Wairarapa National MP Alastair Scott with newly appointed Wairarapa Youth MP Lily Lewis.
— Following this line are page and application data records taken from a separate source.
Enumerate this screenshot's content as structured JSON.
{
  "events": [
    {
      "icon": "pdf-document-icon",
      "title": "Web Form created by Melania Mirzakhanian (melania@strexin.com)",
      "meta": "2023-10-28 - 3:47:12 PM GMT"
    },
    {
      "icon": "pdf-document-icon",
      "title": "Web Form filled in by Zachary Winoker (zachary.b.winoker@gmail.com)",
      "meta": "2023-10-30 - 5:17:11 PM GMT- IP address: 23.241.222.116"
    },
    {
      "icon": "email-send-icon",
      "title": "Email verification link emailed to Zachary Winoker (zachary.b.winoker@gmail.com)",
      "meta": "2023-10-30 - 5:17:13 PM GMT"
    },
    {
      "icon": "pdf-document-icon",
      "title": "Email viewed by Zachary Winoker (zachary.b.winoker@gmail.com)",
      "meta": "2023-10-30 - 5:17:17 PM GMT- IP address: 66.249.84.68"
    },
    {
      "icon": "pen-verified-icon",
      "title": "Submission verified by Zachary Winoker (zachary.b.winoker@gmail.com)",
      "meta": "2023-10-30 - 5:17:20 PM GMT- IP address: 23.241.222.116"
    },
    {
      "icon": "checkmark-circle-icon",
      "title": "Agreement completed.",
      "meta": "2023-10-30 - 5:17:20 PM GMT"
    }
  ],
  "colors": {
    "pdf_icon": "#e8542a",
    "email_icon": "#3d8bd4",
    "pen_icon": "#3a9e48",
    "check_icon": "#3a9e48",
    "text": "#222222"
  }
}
PHOTO/SUPPLIED
Three youths in the Wairarapa electorate will be getting front row seats in New Zealand politics next year.
Lily Lewis, Belle Willemstein, and Anna Douglas have been named Youth MPs for Wairarapa.
Every three years, each Member of Parliament selects a Youth MP to represent them and young people from their community.
Lily, who was appointed by Wairarapa MP Alastair Scott, will begin preparing for the six-month tenure period, which is March to August 2019.
The 16-year-old Makoura College student said she was “extremely proud” to take on the role.
“I’m looking forward to encouraging and developing the opinions of young people across our region to be heard.”
Lily said she believed that many young people were worried about the future.
“We are under pressure to learn skills and gain qualifications in a world that is changing so quickly.
“We’re worried about our social, economic and environmental future.”
Scott, of National, said Lily had an inclusive approach and was passionate about Wairarapa and its future.
“I look forward to working with Lily to find ways to empower young people in the electorate.”
Belle, a 17-year-old student at St Matthew’s Collegiate, was selected by Defence Minister Ron Mark, of NZ First.
Belle, who is on the Wairarapa Youth Council, said she was passionate about encouraging young people to get involved in politics.
“It’s hard because we can’t vote as we’re under 18 but I still think we can make a huge impact.”
Labour list MP Kieran McAnulty selected Anna Douglas of Waipukurau as his Youth MP for the 2019 Youth Parliament.
Anna, 16, is a student at Central Hawke’s Bay College and student rep on the board of trustees.
She said she was enthusiastic and honoured to have the opportunity.
“This is an invaluable opportunity that I plan to take full advantage of in the hopes of encouraging the success of youth in Wairarapa, Tararua and Central Hawke’s Bay.
“In this role, I would like to be a mouthpiece for those who feel that they do not have a voice, and to present these ideas on a wider stage”.
McAnulty said it was great to receive applications from across the Wairarapa electorate, which spans from Ngawi in the south to Waipawa in the north.
He settled on Anna because of “her passion for her home district and her keenness to help raise awareness for the issues affecting us here”.
“Anna has a sister at Wairarapa College and made a strong case for representing each part of the electorate — Wairarapa, Tararua and Central Hawke’s Bay, which impressed me”.